→ **About this task**
If a line in the data below contains the word "Sala", copy it out.

Collected data
•••••

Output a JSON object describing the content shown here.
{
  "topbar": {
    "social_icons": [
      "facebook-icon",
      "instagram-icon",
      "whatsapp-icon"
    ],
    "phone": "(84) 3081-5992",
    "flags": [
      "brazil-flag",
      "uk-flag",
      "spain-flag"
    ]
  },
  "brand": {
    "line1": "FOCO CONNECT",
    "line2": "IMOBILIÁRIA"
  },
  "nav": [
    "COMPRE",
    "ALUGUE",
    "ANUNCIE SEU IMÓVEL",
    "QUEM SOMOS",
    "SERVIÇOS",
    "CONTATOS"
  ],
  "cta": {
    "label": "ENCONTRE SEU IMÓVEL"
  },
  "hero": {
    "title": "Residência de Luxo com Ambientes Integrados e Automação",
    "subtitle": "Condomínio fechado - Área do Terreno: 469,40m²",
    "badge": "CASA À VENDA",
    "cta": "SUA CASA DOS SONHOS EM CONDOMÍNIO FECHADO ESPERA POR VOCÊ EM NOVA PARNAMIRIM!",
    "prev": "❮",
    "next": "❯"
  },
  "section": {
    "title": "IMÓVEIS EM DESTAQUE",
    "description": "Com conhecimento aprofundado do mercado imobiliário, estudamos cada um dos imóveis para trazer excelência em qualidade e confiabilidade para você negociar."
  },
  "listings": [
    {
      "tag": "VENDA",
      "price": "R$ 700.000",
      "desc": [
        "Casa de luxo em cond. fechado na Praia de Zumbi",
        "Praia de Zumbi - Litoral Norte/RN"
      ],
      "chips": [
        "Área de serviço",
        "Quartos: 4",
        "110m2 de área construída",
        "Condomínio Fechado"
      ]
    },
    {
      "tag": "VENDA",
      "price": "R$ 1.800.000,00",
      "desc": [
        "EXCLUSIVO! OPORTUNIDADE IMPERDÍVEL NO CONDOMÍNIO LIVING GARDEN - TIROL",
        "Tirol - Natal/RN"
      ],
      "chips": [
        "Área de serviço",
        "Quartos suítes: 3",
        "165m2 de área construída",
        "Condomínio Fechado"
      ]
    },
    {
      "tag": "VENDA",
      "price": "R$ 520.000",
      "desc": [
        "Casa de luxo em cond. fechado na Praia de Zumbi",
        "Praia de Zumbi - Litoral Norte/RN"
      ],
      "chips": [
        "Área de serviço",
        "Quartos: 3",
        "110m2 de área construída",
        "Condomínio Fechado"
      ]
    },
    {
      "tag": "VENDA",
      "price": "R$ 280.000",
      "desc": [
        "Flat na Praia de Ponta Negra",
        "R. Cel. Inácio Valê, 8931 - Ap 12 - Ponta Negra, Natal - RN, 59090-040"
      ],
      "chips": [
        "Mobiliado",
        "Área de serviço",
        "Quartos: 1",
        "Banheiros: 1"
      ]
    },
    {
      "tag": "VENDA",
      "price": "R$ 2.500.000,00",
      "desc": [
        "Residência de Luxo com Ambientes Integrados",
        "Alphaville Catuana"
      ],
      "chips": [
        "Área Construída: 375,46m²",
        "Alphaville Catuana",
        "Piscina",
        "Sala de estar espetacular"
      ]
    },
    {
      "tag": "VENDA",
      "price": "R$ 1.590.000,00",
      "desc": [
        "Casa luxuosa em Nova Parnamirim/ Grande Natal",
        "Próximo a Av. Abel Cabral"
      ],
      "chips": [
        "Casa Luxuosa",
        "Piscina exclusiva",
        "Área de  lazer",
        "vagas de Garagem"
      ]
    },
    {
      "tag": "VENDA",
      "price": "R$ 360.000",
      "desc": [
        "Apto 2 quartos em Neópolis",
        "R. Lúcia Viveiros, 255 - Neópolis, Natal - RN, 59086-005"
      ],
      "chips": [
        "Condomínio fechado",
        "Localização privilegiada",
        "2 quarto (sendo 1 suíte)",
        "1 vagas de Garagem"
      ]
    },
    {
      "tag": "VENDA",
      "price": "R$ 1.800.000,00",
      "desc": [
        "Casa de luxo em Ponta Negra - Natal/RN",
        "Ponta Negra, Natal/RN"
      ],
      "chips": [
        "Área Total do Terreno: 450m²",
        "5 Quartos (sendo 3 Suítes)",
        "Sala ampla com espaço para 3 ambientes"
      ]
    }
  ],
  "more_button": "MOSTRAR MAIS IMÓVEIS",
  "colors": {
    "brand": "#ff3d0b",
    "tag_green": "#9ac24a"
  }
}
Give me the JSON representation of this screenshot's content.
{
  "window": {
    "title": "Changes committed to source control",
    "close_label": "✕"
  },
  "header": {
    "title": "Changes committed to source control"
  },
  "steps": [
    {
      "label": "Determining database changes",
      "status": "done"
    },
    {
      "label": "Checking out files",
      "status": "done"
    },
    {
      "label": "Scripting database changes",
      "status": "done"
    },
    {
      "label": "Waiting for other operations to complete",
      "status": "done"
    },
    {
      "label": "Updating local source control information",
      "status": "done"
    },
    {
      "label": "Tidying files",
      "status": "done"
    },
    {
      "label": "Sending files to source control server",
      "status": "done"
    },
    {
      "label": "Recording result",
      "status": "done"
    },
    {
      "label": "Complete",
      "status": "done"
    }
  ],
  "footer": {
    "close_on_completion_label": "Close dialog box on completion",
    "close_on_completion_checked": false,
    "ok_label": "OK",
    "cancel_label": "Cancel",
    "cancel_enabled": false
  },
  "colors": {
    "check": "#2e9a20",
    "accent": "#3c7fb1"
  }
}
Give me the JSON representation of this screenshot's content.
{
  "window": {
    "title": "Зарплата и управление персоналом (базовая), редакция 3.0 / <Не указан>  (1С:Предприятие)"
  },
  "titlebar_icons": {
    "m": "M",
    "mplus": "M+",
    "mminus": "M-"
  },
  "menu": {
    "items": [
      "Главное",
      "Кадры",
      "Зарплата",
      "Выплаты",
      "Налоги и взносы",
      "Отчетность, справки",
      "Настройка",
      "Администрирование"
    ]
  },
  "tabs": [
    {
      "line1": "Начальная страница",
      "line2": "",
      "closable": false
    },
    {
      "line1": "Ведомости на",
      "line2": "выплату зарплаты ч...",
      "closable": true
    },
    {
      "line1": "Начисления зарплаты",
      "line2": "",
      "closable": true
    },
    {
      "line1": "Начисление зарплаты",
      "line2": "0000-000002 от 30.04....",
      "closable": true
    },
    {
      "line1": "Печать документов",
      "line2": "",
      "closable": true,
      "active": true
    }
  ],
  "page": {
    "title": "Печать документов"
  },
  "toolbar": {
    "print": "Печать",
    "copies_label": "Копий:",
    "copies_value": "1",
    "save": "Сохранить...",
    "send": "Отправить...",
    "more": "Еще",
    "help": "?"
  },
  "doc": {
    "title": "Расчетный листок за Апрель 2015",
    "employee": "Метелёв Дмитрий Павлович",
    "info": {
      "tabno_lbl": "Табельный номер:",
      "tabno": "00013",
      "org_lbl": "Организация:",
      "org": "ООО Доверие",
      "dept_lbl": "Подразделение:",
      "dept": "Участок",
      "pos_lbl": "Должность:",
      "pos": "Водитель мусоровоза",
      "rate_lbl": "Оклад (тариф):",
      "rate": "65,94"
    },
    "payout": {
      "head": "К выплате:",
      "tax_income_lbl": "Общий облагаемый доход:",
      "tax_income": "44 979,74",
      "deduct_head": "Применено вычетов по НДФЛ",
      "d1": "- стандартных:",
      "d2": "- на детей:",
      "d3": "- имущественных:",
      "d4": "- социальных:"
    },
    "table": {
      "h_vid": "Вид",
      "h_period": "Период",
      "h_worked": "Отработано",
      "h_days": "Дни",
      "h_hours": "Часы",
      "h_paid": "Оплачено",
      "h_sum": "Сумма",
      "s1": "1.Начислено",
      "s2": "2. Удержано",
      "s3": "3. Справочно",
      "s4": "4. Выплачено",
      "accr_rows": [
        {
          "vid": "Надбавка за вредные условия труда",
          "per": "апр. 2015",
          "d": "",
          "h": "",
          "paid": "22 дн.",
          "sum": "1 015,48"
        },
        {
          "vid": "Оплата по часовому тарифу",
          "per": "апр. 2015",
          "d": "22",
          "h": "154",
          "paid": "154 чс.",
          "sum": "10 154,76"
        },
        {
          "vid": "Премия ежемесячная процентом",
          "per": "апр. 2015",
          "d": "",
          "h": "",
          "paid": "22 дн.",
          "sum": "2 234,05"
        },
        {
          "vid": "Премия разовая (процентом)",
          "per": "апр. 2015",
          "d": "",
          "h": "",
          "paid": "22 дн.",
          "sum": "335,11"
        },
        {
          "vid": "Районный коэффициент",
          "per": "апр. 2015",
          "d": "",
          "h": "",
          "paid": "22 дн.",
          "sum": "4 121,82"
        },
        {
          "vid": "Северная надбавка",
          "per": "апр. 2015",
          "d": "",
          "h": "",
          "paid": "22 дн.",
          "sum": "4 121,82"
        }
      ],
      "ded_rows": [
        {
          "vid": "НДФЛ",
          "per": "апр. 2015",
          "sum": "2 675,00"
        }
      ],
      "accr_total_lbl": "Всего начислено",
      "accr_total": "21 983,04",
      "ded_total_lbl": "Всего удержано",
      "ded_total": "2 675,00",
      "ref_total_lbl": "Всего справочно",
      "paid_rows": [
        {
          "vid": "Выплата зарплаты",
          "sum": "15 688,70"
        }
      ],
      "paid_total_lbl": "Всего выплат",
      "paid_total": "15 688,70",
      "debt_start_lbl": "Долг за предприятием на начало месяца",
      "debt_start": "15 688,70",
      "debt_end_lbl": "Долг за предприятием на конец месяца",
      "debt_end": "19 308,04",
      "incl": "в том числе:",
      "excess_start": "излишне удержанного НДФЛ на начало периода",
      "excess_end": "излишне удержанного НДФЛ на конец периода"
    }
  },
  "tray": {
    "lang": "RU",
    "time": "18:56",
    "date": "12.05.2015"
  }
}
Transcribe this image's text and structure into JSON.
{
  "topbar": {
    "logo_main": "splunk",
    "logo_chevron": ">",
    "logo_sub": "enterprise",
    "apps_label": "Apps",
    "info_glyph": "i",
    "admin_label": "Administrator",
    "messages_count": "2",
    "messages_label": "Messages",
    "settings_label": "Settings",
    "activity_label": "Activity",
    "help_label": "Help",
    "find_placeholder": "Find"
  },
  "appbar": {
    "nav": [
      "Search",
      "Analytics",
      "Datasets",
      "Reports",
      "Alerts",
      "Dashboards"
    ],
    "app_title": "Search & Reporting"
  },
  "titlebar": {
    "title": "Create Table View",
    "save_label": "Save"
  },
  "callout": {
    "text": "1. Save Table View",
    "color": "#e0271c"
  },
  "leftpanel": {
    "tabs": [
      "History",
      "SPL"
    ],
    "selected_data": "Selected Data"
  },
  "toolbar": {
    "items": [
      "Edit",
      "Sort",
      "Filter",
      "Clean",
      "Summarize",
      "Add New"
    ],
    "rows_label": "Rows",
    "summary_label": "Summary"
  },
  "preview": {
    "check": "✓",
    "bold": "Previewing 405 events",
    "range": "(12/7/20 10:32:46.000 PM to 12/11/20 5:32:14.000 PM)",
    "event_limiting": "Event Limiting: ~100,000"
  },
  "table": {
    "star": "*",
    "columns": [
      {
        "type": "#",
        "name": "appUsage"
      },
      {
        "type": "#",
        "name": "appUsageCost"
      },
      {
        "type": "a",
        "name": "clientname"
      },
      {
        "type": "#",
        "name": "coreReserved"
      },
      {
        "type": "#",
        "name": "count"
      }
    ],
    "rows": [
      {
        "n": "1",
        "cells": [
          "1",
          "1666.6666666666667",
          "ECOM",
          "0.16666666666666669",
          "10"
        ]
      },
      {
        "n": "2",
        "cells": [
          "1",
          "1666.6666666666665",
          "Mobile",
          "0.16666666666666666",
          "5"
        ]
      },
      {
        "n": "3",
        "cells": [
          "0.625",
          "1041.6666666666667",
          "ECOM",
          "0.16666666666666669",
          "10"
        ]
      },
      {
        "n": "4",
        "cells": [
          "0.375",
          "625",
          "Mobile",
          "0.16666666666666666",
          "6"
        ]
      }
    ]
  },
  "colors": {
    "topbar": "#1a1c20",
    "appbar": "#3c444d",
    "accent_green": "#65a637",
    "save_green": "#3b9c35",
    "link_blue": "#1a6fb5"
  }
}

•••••

→ **Solution to this problem**
        "Sala de estar espetacular"
        "Sala ampla com espaço para 3 ambientes"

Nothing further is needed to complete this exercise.